If a body is what you want,
then here is bone and gristle and flesh.
Here is the clavicle-snapped wish,
the aorta’s opened valves, the leap
thought makes at the synaptic gap.
Here is the adrenaline rush you crave,
that inexorable flight, that insane puncture
into heat and blood. And I dare you to finish
what you’ve started. Because here, Bullet,
here is where I complete the word you bring
hissing through the air, here is where I moan
the barrel’s cold esophagus, triggering
my tongue’s explosives for the rifling I have
inside of me, each twist of the round
spun deeper, because here, Bullet,
here is where the world ends, every time.
—from Here, Bullet
The ghosts of American soldiers
wander the streets of Balad by night,
unsure of their way home, exhausted,
the desert wind blowing trash
down the narrow alleys as a voice
sounds from the minaret, a soulful call
reminding them how alone they are,
how lost. And the Iraqi dead,
they watch in silence from rooftops
as date palms line the shore in silhouette,
leaning toward Mecca when the dawn wind blows.

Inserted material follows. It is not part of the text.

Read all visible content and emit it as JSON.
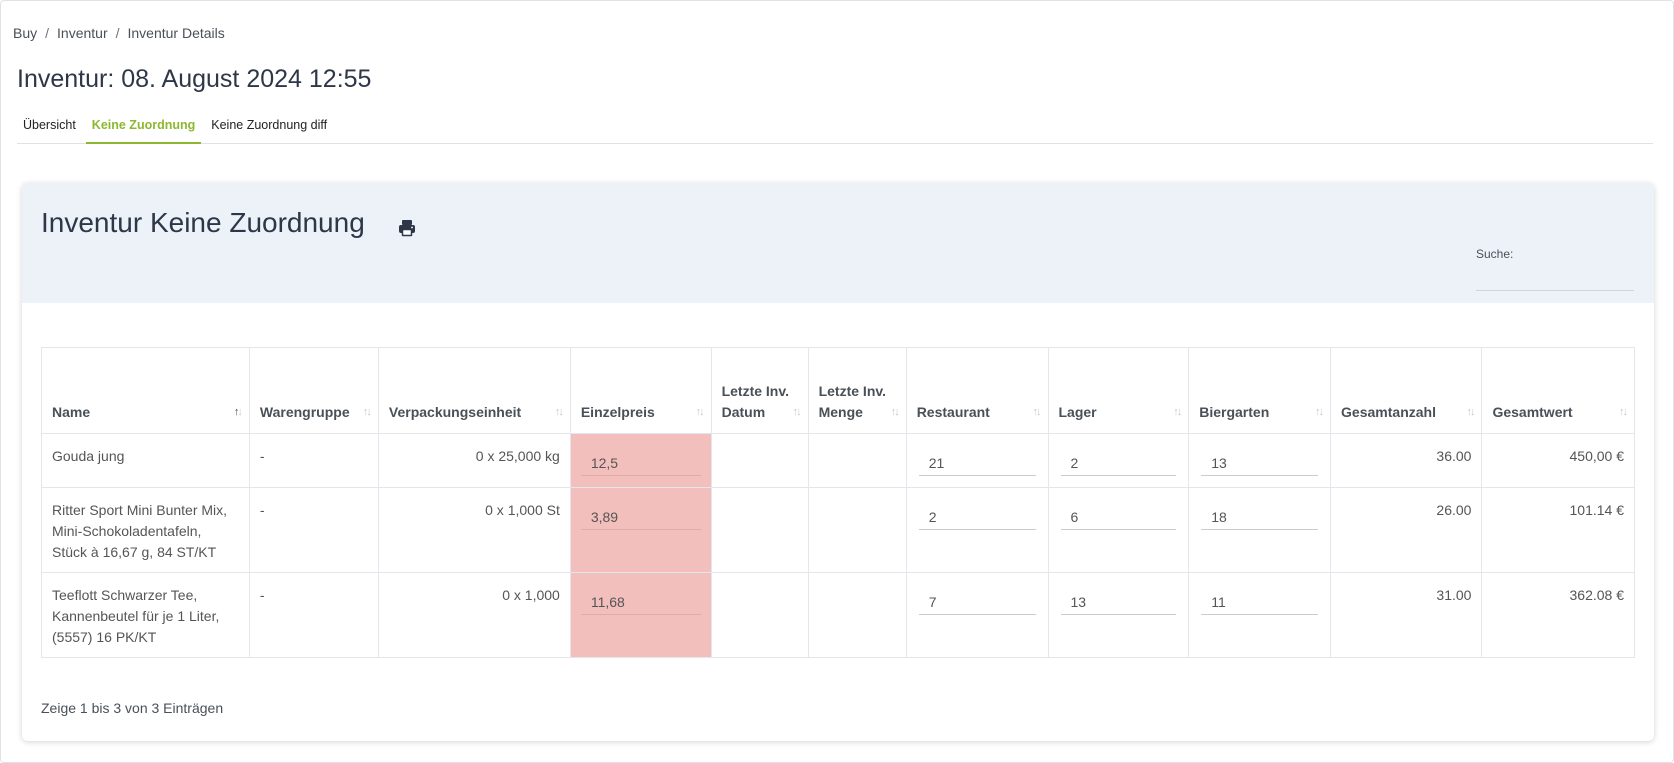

—from Here, Bullet
A LULLABY FOR BULLETS
Tomorrow is made of shrapnel
and blood. There will come a time
when the trigger calls you out quickly
to the streets. And as you leave the barrel,
I can’t promise you won’t kill the man
who has waited all his life for the answer
to this moment, but if you lean to the right,
if you lean back and look as hard as you can
for that mountain you came from, sunlight
warming the pines, clouds approaching
from the north with a gift of silence,
if you do this you might just graze
the man’s temple, so close you might hear
his name, the humming of blood
over bone, the many voices
within, the years to come.
—from Phantom Noise
Down in the hole, down in the clay and mud,
we dig. The noon sun hot on our backs
as we bend to the task, as if digging
down into our own shadows
with the stained shovels of our hands,
digging until someone gasps-another,
they have discovered another; with pale eyes,
the dead faces rooted with worms and stone,
brassy shells of bullets in their mouths,
hands reaching for what no one else can see above,
as if desperate to embrace us. We raise each
carefully from the earth, the bodies of men
dressed in sandals and thawbs,
wet robes of cotton dyed by clay,
and women, like the one I lift now,
how her hair unravels in a sheen
of copper, cold as the water in my palms.
—from Phantom Noise